[Source data Boundary: Start]
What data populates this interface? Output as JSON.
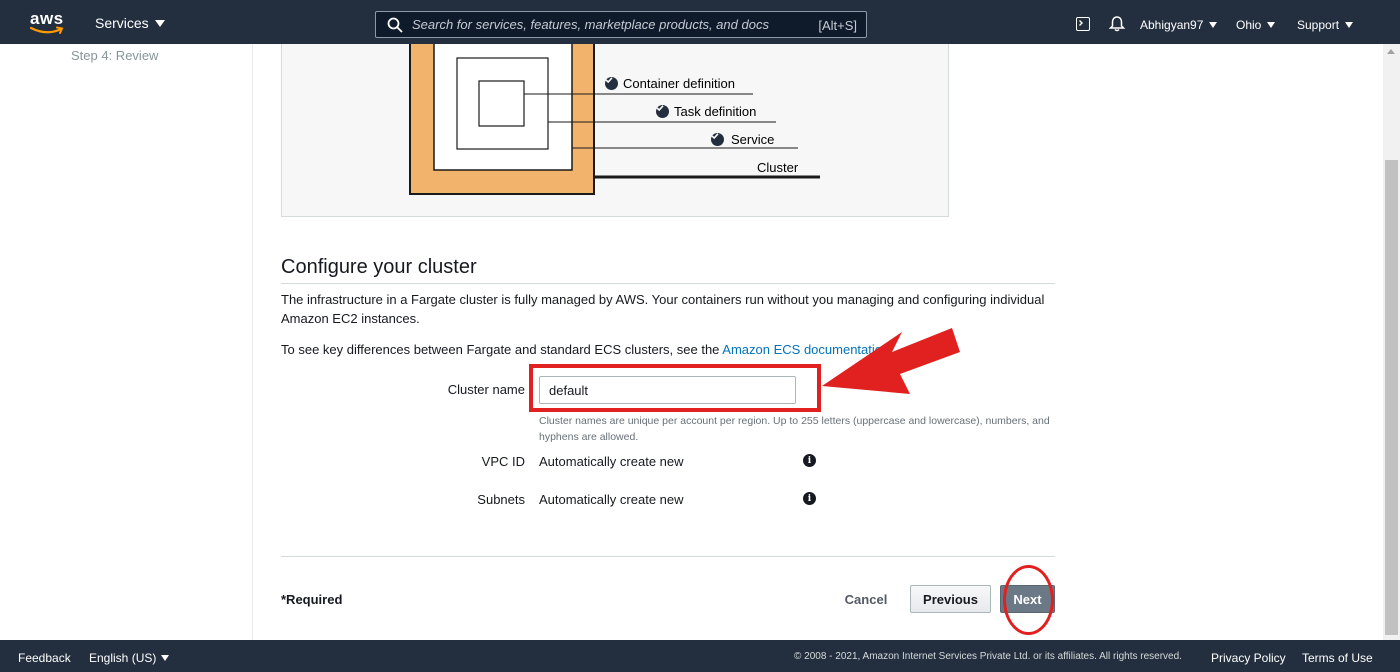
{
  "nav": {
    "logo": "aws",
    "services_label": "Services",
    "search_placeholder": "Search for services, features, marketplace products, and docs",
    "search_shortcut": "[Alt+S]",
    "user": "Abhigyan97",
    "region": "Ohio",
    "support": "Support"
  },
  "sidebar": {
    "step4": "Step 4: Review"
  },
  "diagram": {
    "labels": [
      "Container definition",
      "Task definition",
      "Service",
      "Cluster"
    ],
    "colors": {
      "cluster_fill": "#f2b46c",
      "outline": "#1a1a1a"
    }
  },
  "configure": {
    "title": "Configure your cluster",
    "description": "The infrastructure in a Fargate cluster is fully managed by AWS. Your containers run without you managing and configuring individual Amazon EC2 instances.",
    "differences_prefix": "To see key differences between Fargate and standard ECS clusters, see the ",
    "differences_link": "Amazon ECS documentatio",
    "cluster_name_label": "Cluster name",
    "cluster_name_value": "default",
    "cluster_name_hint": "Cluster names are unique per account per region. Up to 255 letters (uppercase and lowercase), numbers, and hyphens are allowed.",
    "vpc_label": "VPC ID",
    "vpc_value": "Automatically create new",
    "subnets_label": "Subnets",
    "subnets_value": "Automatically create new"
  },
  "actions": {
    "required": "*Required",
    "cancel": "Cancel",
    "previous": "Previous",
    "next": "Next"
  },
  "footer": {
    "feedback": "Feedback",
    "language": "English (US)",
    "copyright": "© 2008 - 2021, Amazon Internet Services Private Ltd. or its affiliates. All rights reserved.",
    "privacy": "Privacy Policy",
    "terms": "Terms of Use"
  },
  "annotation_color": "#e0211f"
}
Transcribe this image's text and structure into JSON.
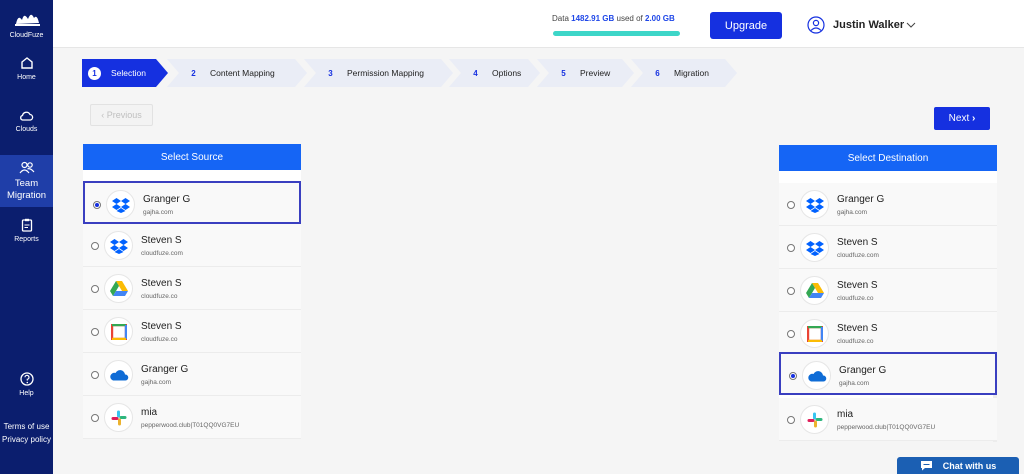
{
  "app": {
    "logo_text": "CloudFuze"
  },
  "sidebar": {
    "items": [
      {
        "label": "Home",
        "icon": "home-icon"
      },
      {
        "label": "Clouds",
        "icon": "cloud-icon"
      },
      {
        "label": "Team Migration",
        "icon": "team-icon"
      },
      {
        "label": "Reports",
        "icon": "reports-icon"
      },
      {
        "label": "Help",
        "icon": "help-icon"
      }
    ],
    "terms": "Terms of use",
    "privacy": "Privacy policy"
  },
  "header": {
    "storage_prefix": "Data",
    "storage_used": "1482.91 GB",
    "storage_mid": "used of",
    "storage_total": "2.00 GB",
    "upgrade_label": "Upgrade",
    "user_name": "Justin Walker"
  },
  "steps": [
    {
      "num": "1",
      "label": "Selection"
    },
    {
      "num": "2",
      "label": "Content Mapping"
    },
    {
      "num": "3",
      "label": "Permission Mapping"
    },
    {
      "num": "4",
      "label": "Options"
    },
    {
      "num": "5",
      "label": "Preview"
    },
    {
      "num": "6",
      "label": "Migration"
    }
  ],
  "nav": {
    "previous_label": "Previous",
    "next_label": "Next"
  },
  "source": {
    "title": "Select Source",
    "rows": [
      {
        "name": "Granger G",
        "domain": "gajha.com",
        "service": "dropbox",
        "selected": true
      },
      {
        "name": "Steven S",
        "domain": "cloudfuze.com",
        "service": "dropbox",
        "selected": false
      },
      {
        "name": "Steven S",
        "domain": "cloudfuze.co",
        "service": "google-drive",
        "selected": false
      },
      {
        "name": "Steven S",
        "domain": "cloudfuze.co",
        "service": "google-workspace",
        "selected": false
      },
      {
        "name": "Granger G",
        "domain": "gajha.com",
        "service": "onedrive",
        "selected": false
      },
      {
        "name": "mia",
        "domain": "pepperwood.club|T01QQ0VG7EU",
        "service": "slack",
        "selected": false
      }
    ]
  },
  "destination": {
    "title": "Select Destination",
    "rows": [
      {
        "name": "Granger G",
        "domain": "gajha.com",
        "service": "dropbox",
        "selected": false
      },
      {
        "name": "Steven S",
        "domain": "cloudfuze.com",
        "service": "dropbox",
        "selected": false
      },
      {
        "name": "Steven S",
        "domain": "cloudfuze.co",
        "service": "google-drive",
        "selected": false
      },
      {
        "name": "Steven S",
        "domain": "cloudfuze.co",
        "service": "google-workspace",
        "selected": false
      },
      {
        "name": "Granger G",
        "domain": "gajha.com",
        "service": "onedrive",
        "selected": true
      },
      {
        "name": "mia",
        "domain": "pepperwood.club|T01QQ0VG7EU",
        "service": "slack",
        "selected": false
      }
    ]
  },
  "chat": {
    "label": "Chat with us"
  },
  "colors": {
    "sidebar": "#0b1e6e",
    "accent": "#1530e0",
    "panel_head": "#1565f5",
    "storage_bar": "#3dd6c8"
  }
}
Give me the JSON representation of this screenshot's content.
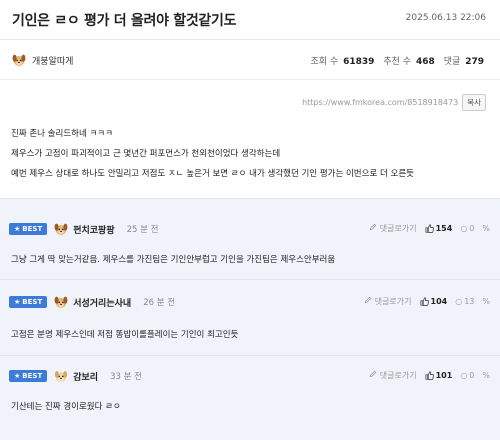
{
  "post": {
    "title": "기인은 ㄹㅇ 평가 더 올려야 할것같기도",
    "date": "2025.06.13 22:06",
    "author": "개붕알따게",
    "stats": {
      "views_label": "조회 수",
      "views": "61839",
      "recommend_label": "추천 수",
      "recommend": "468",
      "comments_label": "댓글",
      "comments": "279"
    },
    "url": "https://www.fmkorea.com/8518918473",
    "copy_label": "복사",
    "body": [
      "진짜 존나 솔리드하네 ㅋㅋㅋ",
      "제우스가 고점이 파괴적이고 근 몇년간 퍼포먼스가 천외천이었다 생각하는데",
      "예번 제우스 상대로 하나도 안밀리고 저점도 ㅈㄴ 높은거 보면 ㄹㅇ 내가 생각했던 기인 평가는 이번으로 더 오른듯"
    ]
  },
  "comments": [
    {
      "badge": "BEST",
      "name": "펀치코팡팡",
      "time": "25 분 전",
      "reply_label": "댓글로가기",
      "up": "154",
      "down": "0",
      "text": "그냥 그게 딱 맞는거같음. 제우스를 가진팀은 기인안부럽고 기인을 가진팀은 제우스안부러움"
    },
    {
      "badge": "BEST",
      "name": "서성거리는사내",
      "time": "26 분 전",
      "reply_label": "댓글로가기",
      "up": "104",
      "down": "13",
      "text": "고점은 분명 제우스인데 저점 똥밥이롤플레이는 기인이 최고인듯"
    },
    {
      "badge": "BEST",
      "name": "감보리",
      "time": "33 분 전",
      "reply_label": "댓글로가기",
      "up": "101",
      "down": "0",
      "text": "기산테는 진짜 경이로웠다 ㄹㅇ"
    }
  ],
  "colors": {
    "best_badge": "#3d7bd9",
    "comment_bg": "#f0f3fa"
  },
  "icons": {
    "author_avatar": "dog-face-icon",
    "comment_avatar": "dog-face-icon",
    "upvote": "thumbs-up-icon",
    "downvote": "circle-icon",
    "reply": "pencil-icon",
    "extra": "percent-icon"
  }
}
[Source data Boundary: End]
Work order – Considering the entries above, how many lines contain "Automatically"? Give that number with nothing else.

Solution to the problem – 2